With more animals visiting her home, Sorne decided to set up a camera to watch the new furry friends and share the videos with friends on social media.

"I just set it up and have been enjoying the passer-bys," Sorne said.

She is not the only one in the area to see an increase.

Jay Ammerman with Blackthumb Wildlife Removal says new development in this part of town has an impact on wildlife.

"New construction is going to obviously displace a lot of things," Ammerman said. "You've got a loss in habitat."

The Greater Tallahassee Chamber of Commerce said Leon County's population is poised to increase by 18,000 people by the year 2030. While that may be good for the area economy, with that increase comes a need for new housing. New construction has the potential to displace even more wildlife.

"Some will adapt and some will move on, but we are fundamentally changing the ecosystem when we do a big build like that," Ammerman said.

While she loves the animals, Sorne said she worries about them losing their home.

"Very concerned about it. I am hoping there is enough people doing something about it, taking care of the animals," Sorne said.

However, she said the animals bring her and her followers on Social Media joy.

"A lot of people are negative on those apps, social media," Sorne said. "I get private messages saying 'Thank you, it's refreshing to see joy and love and not complaints.'"

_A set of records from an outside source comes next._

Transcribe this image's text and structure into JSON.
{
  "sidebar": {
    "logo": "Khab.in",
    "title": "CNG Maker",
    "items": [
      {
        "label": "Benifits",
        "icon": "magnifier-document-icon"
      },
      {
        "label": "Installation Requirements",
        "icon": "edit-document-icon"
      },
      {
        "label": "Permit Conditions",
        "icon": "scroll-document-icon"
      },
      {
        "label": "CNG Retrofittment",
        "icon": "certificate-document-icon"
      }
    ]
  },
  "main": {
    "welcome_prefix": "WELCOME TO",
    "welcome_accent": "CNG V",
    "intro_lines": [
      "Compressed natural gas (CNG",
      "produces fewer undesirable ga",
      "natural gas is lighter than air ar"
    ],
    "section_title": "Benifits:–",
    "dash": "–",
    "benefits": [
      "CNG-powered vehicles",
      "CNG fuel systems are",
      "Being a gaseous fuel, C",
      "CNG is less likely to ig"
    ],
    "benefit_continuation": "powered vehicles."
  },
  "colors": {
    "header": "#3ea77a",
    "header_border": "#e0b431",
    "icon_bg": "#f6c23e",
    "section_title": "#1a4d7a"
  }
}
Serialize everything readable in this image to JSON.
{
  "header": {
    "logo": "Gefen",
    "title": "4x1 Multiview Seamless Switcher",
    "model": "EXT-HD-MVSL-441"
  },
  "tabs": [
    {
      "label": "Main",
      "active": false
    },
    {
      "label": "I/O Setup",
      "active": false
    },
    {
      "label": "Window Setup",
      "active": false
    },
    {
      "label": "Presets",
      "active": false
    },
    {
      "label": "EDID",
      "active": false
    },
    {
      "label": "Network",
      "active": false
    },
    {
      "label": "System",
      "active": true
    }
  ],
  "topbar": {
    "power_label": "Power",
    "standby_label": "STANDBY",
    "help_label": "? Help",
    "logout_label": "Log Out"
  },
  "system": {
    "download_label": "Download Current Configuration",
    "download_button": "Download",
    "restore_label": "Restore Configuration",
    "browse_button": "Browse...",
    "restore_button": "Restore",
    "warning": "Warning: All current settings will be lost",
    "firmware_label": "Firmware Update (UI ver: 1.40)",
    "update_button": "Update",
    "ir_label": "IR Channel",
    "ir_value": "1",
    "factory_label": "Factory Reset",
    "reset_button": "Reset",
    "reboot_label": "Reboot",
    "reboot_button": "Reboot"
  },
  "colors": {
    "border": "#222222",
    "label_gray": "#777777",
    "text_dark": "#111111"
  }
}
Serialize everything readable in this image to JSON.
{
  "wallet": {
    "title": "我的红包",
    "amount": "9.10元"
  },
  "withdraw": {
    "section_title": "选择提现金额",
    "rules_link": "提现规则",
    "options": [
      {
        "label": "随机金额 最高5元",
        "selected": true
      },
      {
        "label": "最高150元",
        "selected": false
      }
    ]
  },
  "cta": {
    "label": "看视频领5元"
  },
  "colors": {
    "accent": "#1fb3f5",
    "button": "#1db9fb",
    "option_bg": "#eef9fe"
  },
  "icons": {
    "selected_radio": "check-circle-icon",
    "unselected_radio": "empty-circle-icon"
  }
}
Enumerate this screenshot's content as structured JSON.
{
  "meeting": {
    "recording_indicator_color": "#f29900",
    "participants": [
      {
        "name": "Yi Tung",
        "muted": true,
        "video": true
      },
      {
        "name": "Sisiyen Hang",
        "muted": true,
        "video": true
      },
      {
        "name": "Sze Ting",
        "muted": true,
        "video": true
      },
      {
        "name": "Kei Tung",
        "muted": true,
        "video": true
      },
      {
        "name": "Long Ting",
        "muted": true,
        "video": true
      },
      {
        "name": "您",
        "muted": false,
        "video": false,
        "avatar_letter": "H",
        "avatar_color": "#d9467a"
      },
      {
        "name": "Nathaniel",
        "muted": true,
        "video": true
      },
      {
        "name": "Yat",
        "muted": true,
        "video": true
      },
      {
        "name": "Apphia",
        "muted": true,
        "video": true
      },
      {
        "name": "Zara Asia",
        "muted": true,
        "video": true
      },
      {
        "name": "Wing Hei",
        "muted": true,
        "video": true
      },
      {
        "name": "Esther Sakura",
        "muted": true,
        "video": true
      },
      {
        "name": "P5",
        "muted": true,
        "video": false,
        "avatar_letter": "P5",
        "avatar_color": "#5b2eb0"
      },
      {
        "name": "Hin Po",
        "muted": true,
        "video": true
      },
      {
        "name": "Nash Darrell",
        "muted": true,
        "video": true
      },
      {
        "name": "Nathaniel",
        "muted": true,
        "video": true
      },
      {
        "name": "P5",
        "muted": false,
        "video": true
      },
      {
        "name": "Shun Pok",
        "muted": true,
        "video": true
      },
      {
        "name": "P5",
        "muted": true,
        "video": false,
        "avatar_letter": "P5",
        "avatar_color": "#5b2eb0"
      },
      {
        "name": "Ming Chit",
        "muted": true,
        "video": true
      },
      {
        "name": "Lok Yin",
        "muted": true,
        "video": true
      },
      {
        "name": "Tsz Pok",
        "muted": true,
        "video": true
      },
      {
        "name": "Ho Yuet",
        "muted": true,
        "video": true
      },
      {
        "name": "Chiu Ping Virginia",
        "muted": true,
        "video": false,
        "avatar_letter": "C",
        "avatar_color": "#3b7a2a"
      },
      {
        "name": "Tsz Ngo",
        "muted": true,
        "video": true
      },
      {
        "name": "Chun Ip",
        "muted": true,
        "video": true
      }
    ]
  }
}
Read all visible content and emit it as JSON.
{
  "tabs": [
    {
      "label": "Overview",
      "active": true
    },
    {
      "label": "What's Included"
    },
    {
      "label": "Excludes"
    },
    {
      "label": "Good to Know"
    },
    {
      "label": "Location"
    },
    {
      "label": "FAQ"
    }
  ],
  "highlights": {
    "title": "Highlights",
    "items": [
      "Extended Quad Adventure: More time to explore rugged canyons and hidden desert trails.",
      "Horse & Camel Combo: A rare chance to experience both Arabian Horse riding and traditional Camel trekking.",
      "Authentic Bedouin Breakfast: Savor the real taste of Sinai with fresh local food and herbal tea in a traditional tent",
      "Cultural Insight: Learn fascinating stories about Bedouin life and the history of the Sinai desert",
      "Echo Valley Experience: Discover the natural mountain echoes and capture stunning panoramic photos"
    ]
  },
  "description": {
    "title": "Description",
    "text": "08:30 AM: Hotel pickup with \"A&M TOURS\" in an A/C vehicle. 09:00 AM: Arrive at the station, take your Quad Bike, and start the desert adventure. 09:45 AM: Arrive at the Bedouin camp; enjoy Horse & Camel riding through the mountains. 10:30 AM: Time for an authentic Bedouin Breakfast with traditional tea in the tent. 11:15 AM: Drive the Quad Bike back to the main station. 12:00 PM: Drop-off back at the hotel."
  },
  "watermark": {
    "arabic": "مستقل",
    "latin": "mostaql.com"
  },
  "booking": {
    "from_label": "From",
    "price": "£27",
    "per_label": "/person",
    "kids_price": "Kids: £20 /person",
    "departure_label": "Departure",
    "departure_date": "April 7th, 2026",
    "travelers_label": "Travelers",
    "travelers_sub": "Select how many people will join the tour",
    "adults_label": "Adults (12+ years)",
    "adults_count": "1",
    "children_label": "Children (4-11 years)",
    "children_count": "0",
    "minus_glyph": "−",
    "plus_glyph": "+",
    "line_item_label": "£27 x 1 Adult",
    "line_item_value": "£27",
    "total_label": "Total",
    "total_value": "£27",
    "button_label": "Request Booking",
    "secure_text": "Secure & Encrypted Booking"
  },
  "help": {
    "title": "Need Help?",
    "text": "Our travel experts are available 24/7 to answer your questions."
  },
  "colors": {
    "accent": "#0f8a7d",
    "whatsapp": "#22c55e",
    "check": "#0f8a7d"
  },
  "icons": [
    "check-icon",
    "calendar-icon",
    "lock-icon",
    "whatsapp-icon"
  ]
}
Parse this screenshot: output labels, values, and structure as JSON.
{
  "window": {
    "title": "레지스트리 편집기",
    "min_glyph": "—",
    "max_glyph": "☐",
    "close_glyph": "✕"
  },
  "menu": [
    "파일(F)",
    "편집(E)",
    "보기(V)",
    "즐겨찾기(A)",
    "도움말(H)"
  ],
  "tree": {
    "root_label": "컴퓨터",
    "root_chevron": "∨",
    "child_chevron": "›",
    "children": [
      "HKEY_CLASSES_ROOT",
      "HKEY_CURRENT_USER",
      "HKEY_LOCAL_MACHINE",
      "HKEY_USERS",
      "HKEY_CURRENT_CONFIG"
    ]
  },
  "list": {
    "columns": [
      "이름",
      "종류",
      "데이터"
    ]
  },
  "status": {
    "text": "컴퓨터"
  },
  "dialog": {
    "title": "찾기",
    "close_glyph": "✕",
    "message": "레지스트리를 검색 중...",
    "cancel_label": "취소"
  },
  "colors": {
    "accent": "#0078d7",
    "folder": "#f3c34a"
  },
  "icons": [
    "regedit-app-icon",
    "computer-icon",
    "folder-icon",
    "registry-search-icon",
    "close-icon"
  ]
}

FWC said there are a few things that draw bears, raccoons and coyotes to people's homes, including picnic or grilling areas, pet food or unsecured trash.